**TASK INPUTS:**

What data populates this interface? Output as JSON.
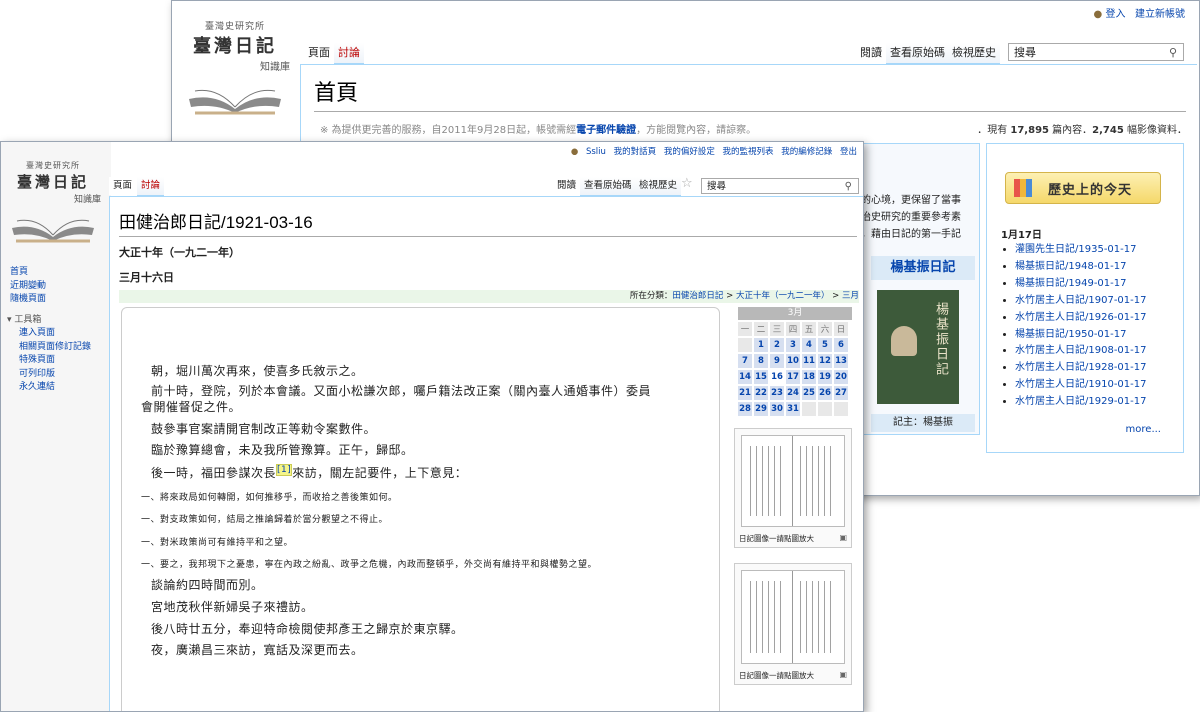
{
  "back": {
    "logo": {
      "institute": "臺灣史研究所",
      "title": "臺灣日記",
      "subtitle": "知識庫"
    },
    "user_links": {
      "login": "登入",
      "create_account": "建立新帳號"
    },
    "tabs": {
      "page": "頁面",
      "talk": "討論",
      "read": "閱讀",
      "view_source": "查看原始碼",
      "history": "檢視歷史"
    },
    "search_placeholder": "搜尋",
    "page_title": "首頁",
    "notice_prefix": "※ 為提供更完善的服務，自2011年9月28日起，帳號需經",
    "notice_link": "電子郵件驗證",
    "notice_suffix": "，方能閱覽內容，請諒察。",
    "stats_prefix": "．現有",
    "stats_articles": "17,895",
    "stats_mid": "篇內容．",
    "stats_images": "2,745",
    "stats_suffix": "幅影像資料．",
    "intro_lines": [
      "的心境，更保留了當事",
      "治史研究的重要參考素",
      "，藉由日記的第一手記"
    ],
    "featured_title": "楊基振日記",
    "featured_caption": "記主：楊基振",
    "book_cover_text": "楊基振日記",
    "today_banner": "歷史上的今天",
    "today_date": "1月17日",
    "today_list": [
      "灌園先生日記/1935-01-17",
      "楊基振日記/1948-01-17",
      "楊基振日記/1949-01-17",
      "水竹居主人日記/1907-01-17",
      "水竹居主人日記/1926-01-17",
      "楊基振日記/1950-01-17",
      "水竹居主人日記/1908-01-17",
      "水竹居主人日記/1928-01-17",
      "水竹居主人日記/1910-01-17",
      "水竹居主人日記/1929-01-17"
    ],
    "more": "more..."
  },
  "front": {
    "logo": {
      "institute": "臺灣史研究所",
      "title": "臺灣日記",
      "subtitle": "知識庫"
    },
    "user_links": [
      "Ssliu",
      "我的對話頁",
      "我的偏好設定",
      "我的監視列表",
      "我的編修記錄",
      "登出"
    ],
    "tabs": {
      "page": "頁面",
      "talk": "討論",
      "read": "閱讀",
      "view_source": "查看原始碼",
      "history": "檢視歷史"
    },
    "search_placeholder": "搜尋",
    "page_title": "田健治郎日記/1921-03-16",
    "sidebar_nav": [
      "首頁",
      "近期變動",
      "隨機頁面"
    ],
    "toolbox_title": "工具箱",
    "toolbox": [
      "連入頁面",
      "相關頁面修訂記錄",
      "特殊頁面",
      "可列印版",
      "永久連結"
    ],
    "era": "大正十年（一九二一年）",
    "date": "三月十六日",
    "category_label": "所在分類：",
    "category_links": [
      "田健治郎日記",
      "大正十年（一九二一年）",
      "三月"
    ],
    "category_sep": ">",
    "paragraphs": [
      "朝，堀川萬次再來，使喜多氏敘示之。",
      "前十時，登院，列於本會議。又面小松謙次郎，囑戶籍法改正案（關內臺人通婚事件）委員",
      "會開催督促之件。",
      "鼓參事官案請開官制改正等勅令案數件。",
      "臨於豫算總會，未及我所管豫算。正午，歸邸。",
      "來訪，關左記要件，上下意見：",
      "一、將來政局如何轉開，如何推移乎，而收拾之善後策如何。",
      "一、對支政策如何，結局之推論歸着於當分觀望之不得止。",
      "一、對米政策尚可有維持平和之望。",
      "一、要之，我邦現下之憂患，寧在內政之紛亂、政爭之危機，內政而整頓乎，外交尚有維持平和與權勢之望。",
      "談論約四時間而別。",
      "宮地茂秋伴新婦吳子來禮訪。",
      "後八時廿五分，奉迎特命檢閱使邦彥王之歸京於東京驛。",
      "夜，廣瀨昌三來訪，寬話及深更而去。"
    ],
    "p_visit_prefix": "後一時，福田參謀次長",
    "footnote": "[1]",
    "calendar": {
      "month": "3月",
      "weekdays": [
        "一",
        "二",
        "三",
        "四",
        "五",
        "六",
        "日"
      ],
      "weeks": [
        [
          "",
          "1",
          "2",
          "3",
          "4",
          "5",
          "6"
        ],
        [
          "7",
          "8",
          "9",
          "10",
          "11",
          "12",
          "13"
        ],
        [
          "14",
          "15",
          "16",
          "17",
          "18",
          "19",
          "20"
        ],
        [
          "21",
          "22",
          "23",
          "24",
          "25",
          "26",
          "27"
        ],
        [
          "28",
          "29",
          "30",
          "31",
          "",
          "",
          ""
        ]
      ],
      "current": "16"
    },
    "image_caption": "日記圖像一請點圖放大"
  },
  "colors": {
    "link": "#0645ad",
    "tab_border": "#a7d7f9",
    "calendar_header": "#b8b8b8",
    "calendar_cell": "#d6dff0",
    "category_bar": "#eaf6e8",
    "gold_banner": "#f5d86a",
    "featured_box": "#dbeaf7"
  }
}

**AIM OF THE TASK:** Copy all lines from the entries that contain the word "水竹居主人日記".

**ANSWER TO THE PROBLEM:**
      "水竹居主人日記/1907-01-17",
      "水竹居主人日記/1926-01-17",
      "水竹居主人日記/1908-01-17",
      "水竹居主人日記/1928-01-17",
      "水竹居主人日記/1910-01-17",
      "水竹居主人日記/1929-01-17"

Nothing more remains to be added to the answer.